::: Input material :::

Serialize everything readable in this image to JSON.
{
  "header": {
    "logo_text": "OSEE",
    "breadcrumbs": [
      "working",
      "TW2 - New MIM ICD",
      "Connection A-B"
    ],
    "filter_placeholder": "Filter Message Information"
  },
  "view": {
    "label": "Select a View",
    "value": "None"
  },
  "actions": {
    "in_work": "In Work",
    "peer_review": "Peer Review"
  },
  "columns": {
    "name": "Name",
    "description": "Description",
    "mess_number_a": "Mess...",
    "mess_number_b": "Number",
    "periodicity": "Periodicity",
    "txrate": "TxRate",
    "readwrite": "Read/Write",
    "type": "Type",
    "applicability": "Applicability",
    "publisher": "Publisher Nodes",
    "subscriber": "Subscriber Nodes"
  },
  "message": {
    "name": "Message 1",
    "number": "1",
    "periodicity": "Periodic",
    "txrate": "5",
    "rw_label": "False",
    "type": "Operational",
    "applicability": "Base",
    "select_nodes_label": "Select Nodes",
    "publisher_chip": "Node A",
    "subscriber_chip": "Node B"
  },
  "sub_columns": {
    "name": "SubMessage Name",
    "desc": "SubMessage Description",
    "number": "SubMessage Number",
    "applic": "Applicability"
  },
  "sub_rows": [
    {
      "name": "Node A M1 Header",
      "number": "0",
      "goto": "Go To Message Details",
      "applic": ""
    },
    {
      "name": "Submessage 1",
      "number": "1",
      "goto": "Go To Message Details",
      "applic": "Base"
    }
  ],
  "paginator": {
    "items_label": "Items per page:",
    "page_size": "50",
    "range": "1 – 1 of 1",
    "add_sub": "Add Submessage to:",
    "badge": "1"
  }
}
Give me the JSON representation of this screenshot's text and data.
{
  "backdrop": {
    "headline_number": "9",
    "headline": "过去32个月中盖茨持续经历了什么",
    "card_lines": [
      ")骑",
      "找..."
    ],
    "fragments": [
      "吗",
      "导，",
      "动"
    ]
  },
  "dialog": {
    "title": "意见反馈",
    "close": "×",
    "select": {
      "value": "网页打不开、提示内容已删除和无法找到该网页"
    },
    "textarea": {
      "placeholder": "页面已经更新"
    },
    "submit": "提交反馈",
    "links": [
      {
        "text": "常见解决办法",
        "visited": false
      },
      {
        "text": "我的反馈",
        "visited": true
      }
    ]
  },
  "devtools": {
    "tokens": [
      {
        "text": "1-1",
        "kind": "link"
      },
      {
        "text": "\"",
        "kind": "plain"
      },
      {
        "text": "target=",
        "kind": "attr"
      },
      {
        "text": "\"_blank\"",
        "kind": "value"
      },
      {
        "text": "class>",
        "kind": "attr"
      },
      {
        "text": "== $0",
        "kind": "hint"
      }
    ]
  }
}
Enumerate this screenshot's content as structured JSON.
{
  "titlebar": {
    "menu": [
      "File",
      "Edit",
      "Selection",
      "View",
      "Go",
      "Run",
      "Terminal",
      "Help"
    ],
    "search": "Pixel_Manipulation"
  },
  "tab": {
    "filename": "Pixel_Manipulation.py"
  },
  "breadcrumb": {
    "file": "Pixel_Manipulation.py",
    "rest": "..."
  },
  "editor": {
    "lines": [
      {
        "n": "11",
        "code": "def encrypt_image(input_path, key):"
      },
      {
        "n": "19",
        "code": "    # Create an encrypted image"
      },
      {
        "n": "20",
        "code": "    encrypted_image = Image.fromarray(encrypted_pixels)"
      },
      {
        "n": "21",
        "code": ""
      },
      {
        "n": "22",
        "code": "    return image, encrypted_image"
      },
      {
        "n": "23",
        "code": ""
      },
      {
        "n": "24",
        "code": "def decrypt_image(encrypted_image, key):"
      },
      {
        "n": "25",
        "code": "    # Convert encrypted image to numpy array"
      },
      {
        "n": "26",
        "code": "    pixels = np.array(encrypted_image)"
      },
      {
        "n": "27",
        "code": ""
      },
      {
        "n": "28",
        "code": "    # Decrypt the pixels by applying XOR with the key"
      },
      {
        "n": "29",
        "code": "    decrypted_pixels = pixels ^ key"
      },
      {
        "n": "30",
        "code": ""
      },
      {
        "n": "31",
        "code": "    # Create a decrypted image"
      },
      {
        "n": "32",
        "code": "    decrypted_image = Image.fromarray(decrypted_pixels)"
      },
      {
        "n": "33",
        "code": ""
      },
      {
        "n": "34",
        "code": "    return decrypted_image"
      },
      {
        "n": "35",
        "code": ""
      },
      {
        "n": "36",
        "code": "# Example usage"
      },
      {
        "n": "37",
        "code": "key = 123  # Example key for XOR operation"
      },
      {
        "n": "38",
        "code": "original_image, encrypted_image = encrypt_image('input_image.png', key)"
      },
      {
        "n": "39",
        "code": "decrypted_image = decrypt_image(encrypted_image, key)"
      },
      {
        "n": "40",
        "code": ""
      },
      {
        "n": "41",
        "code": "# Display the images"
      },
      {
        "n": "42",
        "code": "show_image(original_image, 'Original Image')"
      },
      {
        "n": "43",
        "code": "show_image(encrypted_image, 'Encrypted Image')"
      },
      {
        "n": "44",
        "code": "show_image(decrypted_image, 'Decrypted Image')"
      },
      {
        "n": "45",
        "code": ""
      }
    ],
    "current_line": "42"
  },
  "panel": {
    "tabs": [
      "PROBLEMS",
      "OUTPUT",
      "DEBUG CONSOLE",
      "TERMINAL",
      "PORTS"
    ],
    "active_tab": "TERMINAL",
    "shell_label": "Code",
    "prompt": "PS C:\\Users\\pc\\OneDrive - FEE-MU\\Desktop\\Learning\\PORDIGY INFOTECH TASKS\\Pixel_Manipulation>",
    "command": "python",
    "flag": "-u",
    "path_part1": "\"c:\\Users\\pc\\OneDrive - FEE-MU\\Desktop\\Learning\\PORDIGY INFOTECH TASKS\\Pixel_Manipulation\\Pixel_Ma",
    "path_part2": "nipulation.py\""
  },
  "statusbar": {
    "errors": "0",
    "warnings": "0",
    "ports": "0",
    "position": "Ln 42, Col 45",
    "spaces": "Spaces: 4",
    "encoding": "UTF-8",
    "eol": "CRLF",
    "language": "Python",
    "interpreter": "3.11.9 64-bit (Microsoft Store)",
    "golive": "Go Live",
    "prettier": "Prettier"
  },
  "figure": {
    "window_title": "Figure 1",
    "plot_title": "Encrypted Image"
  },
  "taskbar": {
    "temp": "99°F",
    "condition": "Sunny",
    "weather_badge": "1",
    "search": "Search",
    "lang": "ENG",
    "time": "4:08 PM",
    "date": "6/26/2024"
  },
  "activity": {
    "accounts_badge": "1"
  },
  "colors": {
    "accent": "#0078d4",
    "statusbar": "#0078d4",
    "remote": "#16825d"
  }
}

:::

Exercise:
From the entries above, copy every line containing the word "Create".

Finished exercise:
        "code": "    # Create an encrypted image"
        "code": "    # Create a decrypted image"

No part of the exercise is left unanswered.